Available data Block Start

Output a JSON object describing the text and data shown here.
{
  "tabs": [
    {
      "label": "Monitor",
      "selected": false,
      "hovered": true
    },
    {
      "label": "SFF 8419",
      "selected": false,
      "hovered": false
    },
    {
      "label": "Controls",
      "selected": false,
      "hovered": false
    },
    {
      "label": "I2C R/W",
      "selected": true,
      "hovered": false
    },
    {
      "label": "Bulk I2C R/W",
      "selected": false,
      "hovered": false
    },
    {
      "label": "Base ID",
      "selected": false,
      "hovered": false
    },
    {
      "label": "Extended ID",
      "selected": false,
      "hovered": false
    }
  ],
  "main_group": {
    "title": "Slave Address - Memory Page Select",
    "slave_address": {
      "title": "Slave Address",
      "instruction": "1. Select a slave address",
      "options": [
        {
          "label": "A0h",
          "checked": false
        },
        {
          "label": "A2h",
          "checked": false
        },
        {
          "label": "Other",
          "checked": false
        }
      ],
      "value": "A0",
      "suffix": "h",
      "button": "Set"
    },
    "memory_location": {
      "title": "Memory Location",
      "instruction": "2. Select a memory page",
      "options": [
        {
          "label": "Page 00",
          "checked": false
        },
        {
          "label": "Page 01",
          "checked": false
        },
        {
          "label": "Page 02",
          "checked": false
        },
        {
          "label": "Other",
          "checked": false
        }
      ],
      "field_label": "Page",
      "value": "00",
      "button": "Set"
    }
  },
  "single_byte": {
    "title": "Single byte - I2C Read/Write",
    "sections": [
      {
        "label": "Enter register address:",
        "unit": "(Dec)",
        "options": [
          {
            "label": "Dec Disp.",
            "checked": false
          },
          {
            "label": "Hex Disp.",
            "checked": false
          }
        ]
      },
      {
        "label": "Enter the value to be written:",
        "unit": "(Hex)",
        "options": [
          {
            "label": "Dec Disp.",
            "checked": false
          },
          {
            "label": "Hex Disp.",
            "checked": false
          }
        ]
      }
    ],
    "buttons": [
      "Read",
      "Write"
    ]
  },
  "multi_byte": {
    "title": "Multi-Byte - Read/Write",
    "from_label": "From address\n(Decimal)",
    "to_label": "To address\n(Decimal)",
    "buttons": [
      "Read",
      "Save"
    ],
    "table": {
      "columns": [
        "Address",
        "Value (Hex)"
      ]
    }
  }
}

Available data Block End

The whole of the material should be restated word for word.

Output a JSON object describing the text and data shown here.
{
  "tabs": [
    {
      "label": "Monitor",
      "selected": false,
      "hovered": true
    },
    {
      "label": "SFF 8419",
      "selected": false,
      "hovered": false
    },
    {
      "label": "Controls",
      "selected": false,
      "hovered": false
    },
    {
      "label": "I2C R/W",
      "selected": true,
      "hovered": false
    },
    {
      "label": "Bulk I2C R/W",
      "selected": false,
      "hovered": false
    },
    {
      "label": "Base ID",
      "selected": false,
      "hovered": false
    },
    {
      "label": "Extended ID",
      "selected": false,
      "hovered": false
    }
  ],
  "main_group": {
    "title": "Slave Address - Memory Page Select",
    "slave_address": {
      "title": "Slave Address",
      "instruction": "1. Select a slave address",
      "options": [
        {
          "label": "A0h",
          "checked": false
        },
        {
          "label": "A2h",
          "checked": false
        },
        {
          "label": "Other",
          "checked": false
        }
      ],
      "value": "A0",
      "suffix": "h",
      "button": "Set"
    },
    "memory_location": {
      "title": "Memory Location",
      "instruction": "2. Select a memory page",
      "options": [
        {
          "label": "Page 00",
          "checked": false
        },
        {
          "label": "Page 01",
          "checked": false
        },
        {
          "label": "Page 02",
          "checked": false
        },
        {
          "label": "Other",
          "checked": false
        }
      ],
      "field_label": "Page",
      "value": "00",
      "button": "Set"
    }
  },
  "single_byte": {
    "title": "Single byte - I2C Read/Write",
    "sections": [
      {
        "label": "Enter register address:",
        "unit": "(Dec)",
        "options": [
          {
            "label": "Dec Disp.",
            "checked": false
          },
          {
            "label": "Hex Disp.",
            "checked": false
          }
        ]
      },
      {
        "label": "Enter the value to be written:",
        "unit": "(Hex)",
        "options": [
          {
            "label": "Dec Disp.",
            "checked": false
          },
          {
            "label": "Hex Disp.",
            "checked": false
          }
        ]
      }
    ],
    "buttons": [
      "Read",
      "Write"
    ]
  },
  "multi_byte": {
    "title": "Multi-Byte - Read/Write",
    "from_label": "From address\n(Decimal)",
    "to_label": "To address\n(Decimal)",
    "buttons": [
      "Read",
      "Save"
    ],
    "table": {
      "columns": [
        "Address",
        "Value (Hex)"
      ]
    }
  }
}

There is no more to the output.